What increases my risk of bile duct cancer?
The cause of bile duct cancer is unknown. But there are certain things called risk factors that can increase your chance of developing the disease. These include:
- Inflammatory bowel disease: You might have an increased risk if you have ulcerative colitis, Crohn’s disease or other inflammatory bowel disease.
- Primary sclerosing cholangitis: A rare condition that causes chronic inflammation and scarring of the bile ducts.
- Stones in the bile duct can cause inflammation.
- Abnormal bile ducts: If you are born with abnormal bile ducts, you might be at risk of developing cancer of the bile duct.
- Choledochal cysts: These cysts attach to the bile ducts and can lead to cancer developing.
- Infection: Bile duct cancer has been linked to Hepatitis B and C virus infection. In Africa and Asia, an infection caused by parasites called liver fluke is believed to cause bile duct cancer.
- Cirrhosis (scarring of the liver) can increase risk. There are many different causes of cirrhosis such as hepatitis B and C, fatty liver disease or alcohol-related liver disease.
Having a risk factor doesn’t mean you will get cancer.

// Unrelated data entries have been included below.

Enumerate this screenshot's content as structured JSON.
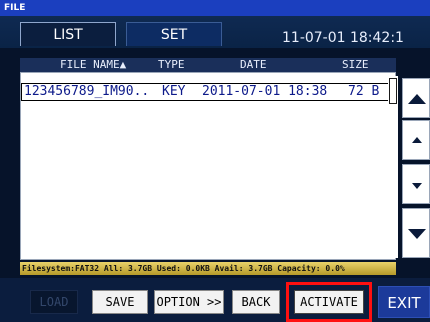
{
  "window": {
    "title": "FILE"
  },
  "tabs": [
    {
      "label": "LIST"
    },
    {
      "label": "SET"
    }
  ],
  "clock": "11-07-01 18:42:1",
  "table": {
    "columns": [
      "FILE NAME▲",
      "TYPE",
      "DATE",
      "SIZE"
    ],
    "rows": [
      {
        "name": "123456789_IM90..",
        "type": "KEY",
        "date": "2011-07-01 18:38",
        "size": "72 B"
      }
    ]
  },
  "status": "Filesystem:FAT32  All: 3.7GB  Used: 0.0KB  Avail: 3.7GB  Capacity: 0.0%",
  "buttons": {
    "load": "LOAD",
    "save": "SAVE",
    "option": "OPTION >>",
    "back": "BACK",
    "activate": "ACTIVATE",
    "exit": "EXIT"
  },
  "colors": {
    "accent": "#1b3fbf",
    "highlight": "#ff1010",
    "list_text": "#0d1a8a"
  },
  "icons": {
    "scroll_top": "triangle-up-large-icon",
    "scroll_up": "triangle-up-small-icon",
    "scroll_down": "triangle-down-small-icon",
    "scroll_bottom": "triangle-down-large-icon"
  }
}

Sometimes people with no risk factors get cancer. If you’re worried, talk to your GP or talk to one of our cancer nurses. Call our Support Line on 1800 200 700 or visit a Daffodil Centre.
For more information
1800 200 700